Patents

Patents

The main statute regulating patents in the UK is the Patents Act 1977.

1. What can be protected?

In order to be patentable, an invention must be new, involve an inventive step and be capable of industrial application.

There are a number of exceptions to patentability.Under s.1(2) PA 1977, the following are not patentable inventions:

  • a discovery, a scientific theory or mathematical method
  • a literary, dramatic, musical or artistic work or any other aesthetic creation whatsoever;
  • a scheme, rule or method for performing a mental act, playing a game or doing business, or a program for a computer;
  • the presentation of information

In addition, under s.1(3) PA 1977, a patent may not be obtained for an invention whose commercial exploitation would be contrary to morality.

2. Duration of protection

A patent can last up to 20 years from the date of filing, as long as it is not revoked and is that renewal fees are paid regularly.

Supplementary Protection Certificates (SPCs) are available for patents which protect the active ingredients pharmaceutical or plant protection products. To be sold in the UK, regulatory approval is needed. Since, obtaining a marketing authorisation or product licence can be a lengthy process and SPCs compensate for this time. SPCs are not an extension of the patent term but gives similar protection. It can last for up to 5 years.

3. Infringement

A patent gives its owner a right to stop other people from reproducing or commercialising the invention without the inventor’s authorisation. It is a negative right rather than a positive right.

4. Other information

i. Non-disclosure agreement (NDA)

Non-disclosure agreements should be used when discussing your ideas with third parties. A good NDA restricts the use of the ideas and information to a specific permitted purpose.

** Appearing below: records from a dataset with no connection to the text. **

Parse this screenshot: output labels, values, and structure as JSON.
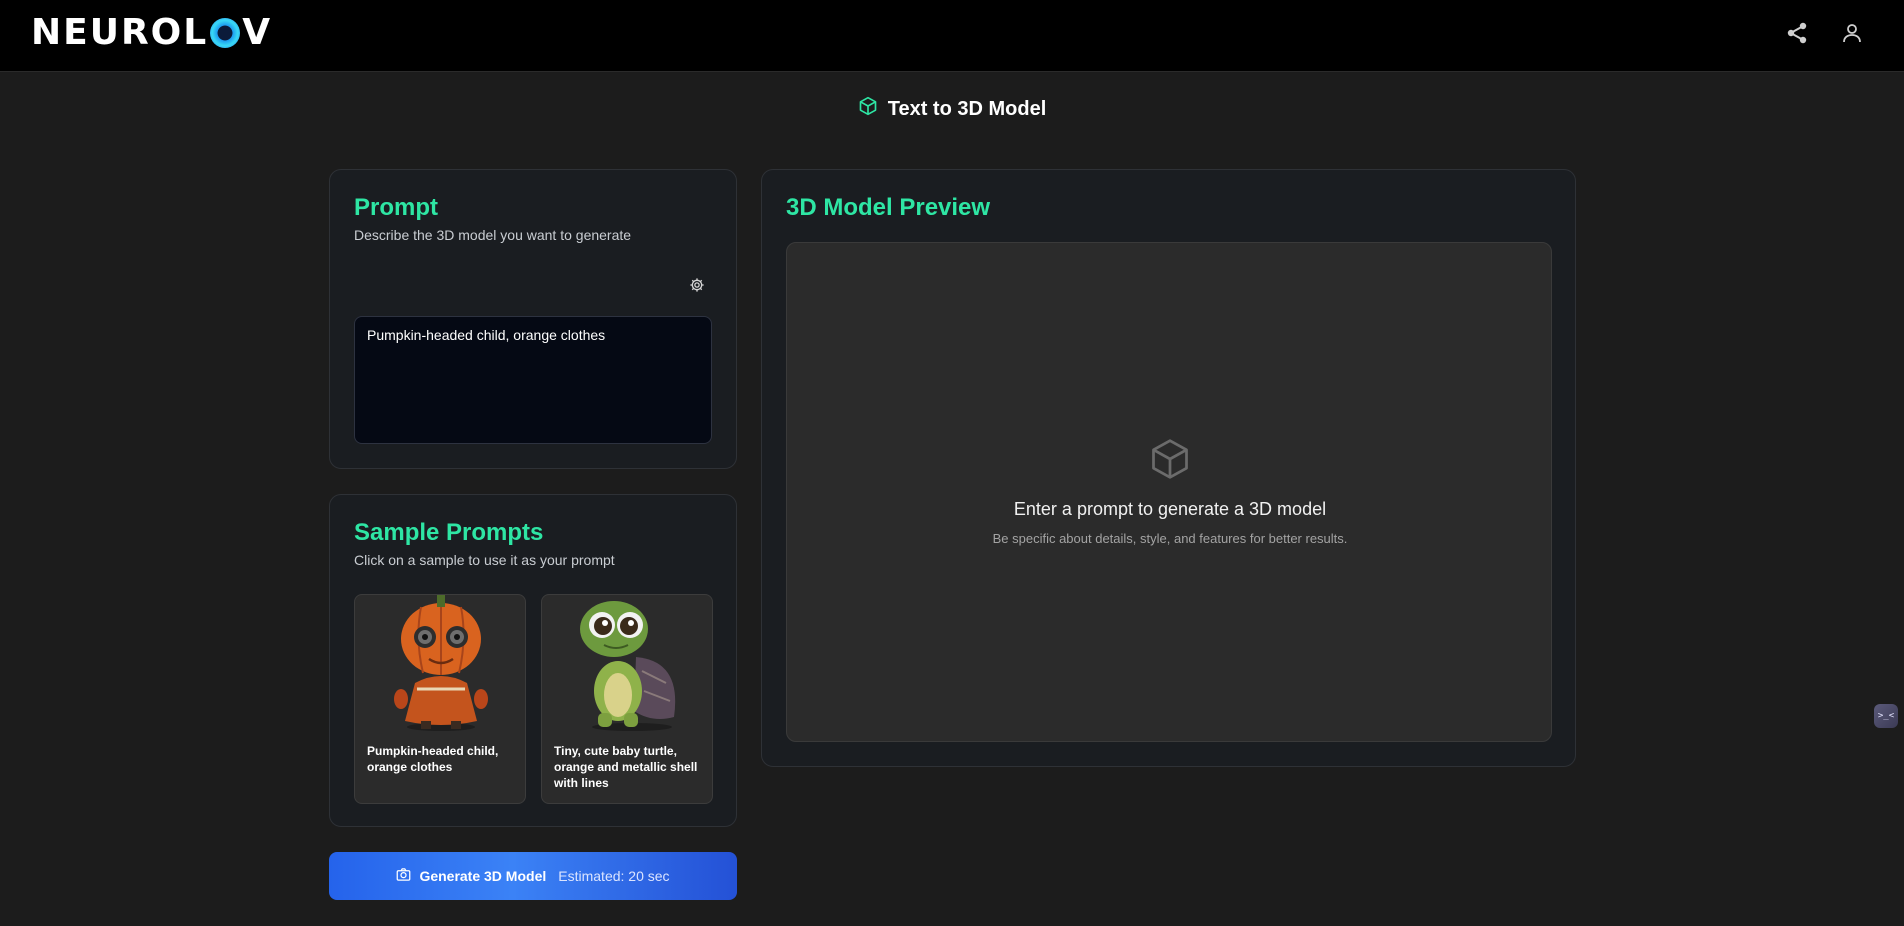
{
  "brand": {
    "logo_left": "NEUROL",
    "logo_right": "V"
  },
  "header": {
    "share_icon": "share-icon",
    "user_icon": "user-icon"
  },
  "page": {
    "title": "Text to 3D Model",
    "title_icon": "cube-icon"
  },
  "prompt_card": {
    "title": "Prompt",
    "subtitle": "Describe the 3D model you want to generate",
    "settings_icon": "gear-icon",
    "value": "Pumpkin-headed child, orange clothes"
  },
  "samples_card": {
    "title": "Sample Prompts",
    "subtitle": "Click on a sample to use it as your prompt",
    "items": [
      {
        "caption": "Pumpkin-headed child, orange clothes"
      },
      {
        "caption": "Tiny, cute baby turtle, orange and metallic shell with lines"
      }
    ]
  },
  "generate": {
    "label": "Generate 3D Model",
    "estimate": "Estimated: 20 sec",
    "icon": "camera-icon"
  },
  "preview": {
    "title": "3D Model Preview",
    "empty_title": "Enter a prompt to generate a 3D model",
    "empty_sub": "Be specific about details, style, and features for better results."
  },
  "widget": {
    "text": ">_<"
  },
  "colors": {
    "accent": "#2ee6a4",
    "button": "#2563eb",
    "background": "#1c1c1c"
  }
}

This should be as precise as possible from the beginning as the restriction can later be widened but not narrowed.

ii. European Patent Convention (EPC)

Patent applications under the EPC can be made to the European Patent Office (EPO). Applicants can select as many countries which are part of the Convention for their patent to be in force in.

iii. Unitary Patent

The Unified Patent Court (UPC) Agreement is predicted to come into force by the end of the year. When it does, patent applicants will be able to apply for a Unitary Patent. UPs will provide patent protection in all countries which are members of the Agreement.